Prior to delivering die-hard fans with a performance to celebrate his newly released album, These Things Happen, he sat down for a 30 minute Q/A session highlighting his journey.

During the Q/A session, G-Eazy revealed the costly decisions he faced in order to make his rap dream become a reality. By adopting the legendary Hyphy sound of the Bay and implementing his own flavor to the mix, he concocted the formula to ensure himself success. The young star ruminated on his humble beginnings where he started writing raps at the age of 13.

“[I]started when I was 13, first making beats, first writing raps, learning how to structure songs, and record and all of that," he said. "It was just me and the homies. It was like a competitive thing. We would freestyle battle each other at lunch time."

When the Q/A session ended, the fun really began. G-Eazy turned the Apple Store—a place where geeks marvel in awe—into his personal playground. Performing in his signature all-black attire, G-Eazy’s exuberance oozed through the crowd, as everyone followed his each and every move. The rapper fired away a multitude of bangers, starting with his Jay Ant and E-40-assisted single, “Far Alone.” Then, the ladies man provided a titillating performance for his single “Lady Killer,” which had the women in attendance hysterical. After that, he tore the house down by performing arguably his biggest hit to date, “Loaded,” which earned a thunderous response from the crowd.
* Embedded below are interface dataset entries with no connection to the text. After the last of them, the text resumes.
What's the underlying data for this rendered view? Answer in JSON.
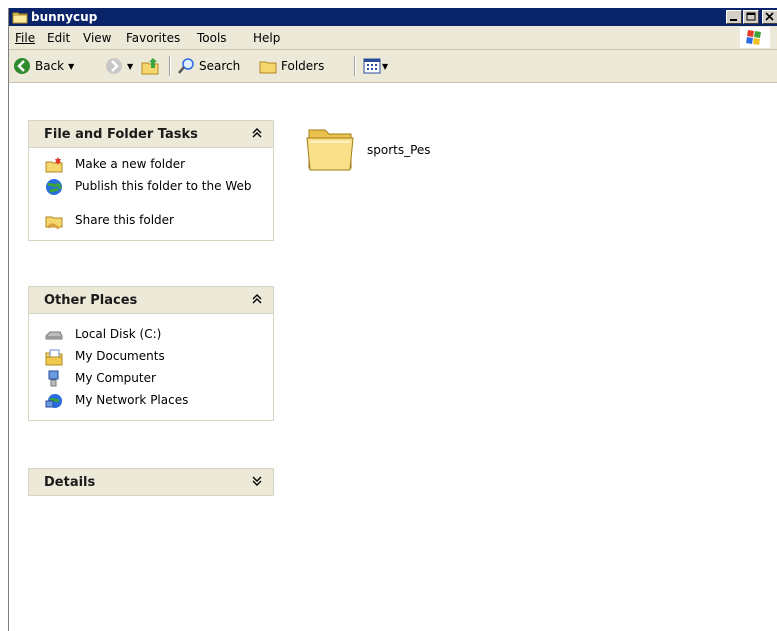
{
  "window": {
    "title": "bunnycup"
  },
  "menu": {
    "items": [
      "File",
      "Edit",
      "View",
      "Favorites",
      "Tools",
      "Help"
    ]
  },
  "toolbar": {
    "back_label": "Back",
    "search_label": "Search",
    "folders_label": "Folders"
  },
  "tasks_panel": {
    "title": "File and Folder Tasks",
    "items": [
      {
        "label": "Make a new folder",
        "icon": "new-folder-icon"
      },
      {
        "label": "Publish this folder to the Web",
        "icon": "publish-web-icon"
      },
      {
        "label": "Share this folder",
        "icon": "share-folder-icon"
      }
    ]
  },
  "places_panel": {
    "title": "Other Places",
    "items": [
      {
        "label": "Local Disk (C:)",
        "icon": "local-disk-icon"
      },
      {
        "label": "My Documents",
        "icon": "my-documents-icon"
      },
      {
        "label": "My Computer",
        "icon": "my-computer-icon"
      },
      {
        "label": "My Network Places",
        "icon": "network-places-icon"
      }
    ]
  },
  "details_panel": {
    "title": "Details"
  },
  "content": {
    "items": [
      {
        "name": "sports_Pes",
        "type": "folder"
      }
    ]
  },
  "colors": {
    "title_bar": "#0a246a",
    "panel_header": "#ece9d8",
    "folder_yellow": "#f5d76e"
  }
}
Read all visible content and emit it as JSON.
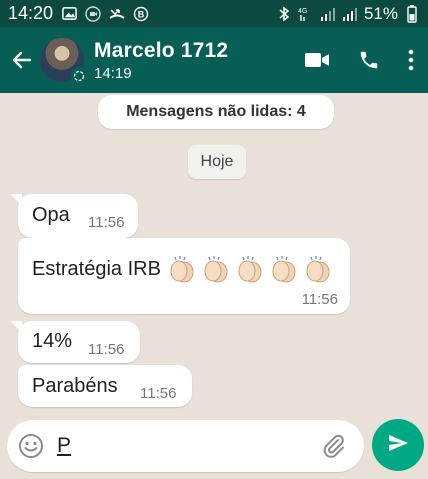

In just 20 minutes, G-Eazy delivered a taste of Cali for the Big Apple to feast on and had the crowd itching for more. While his Q/A showed his humble side, his performance showcased his wild and fun persona, making a claim as a potential star on the rise. —Carl Lamarre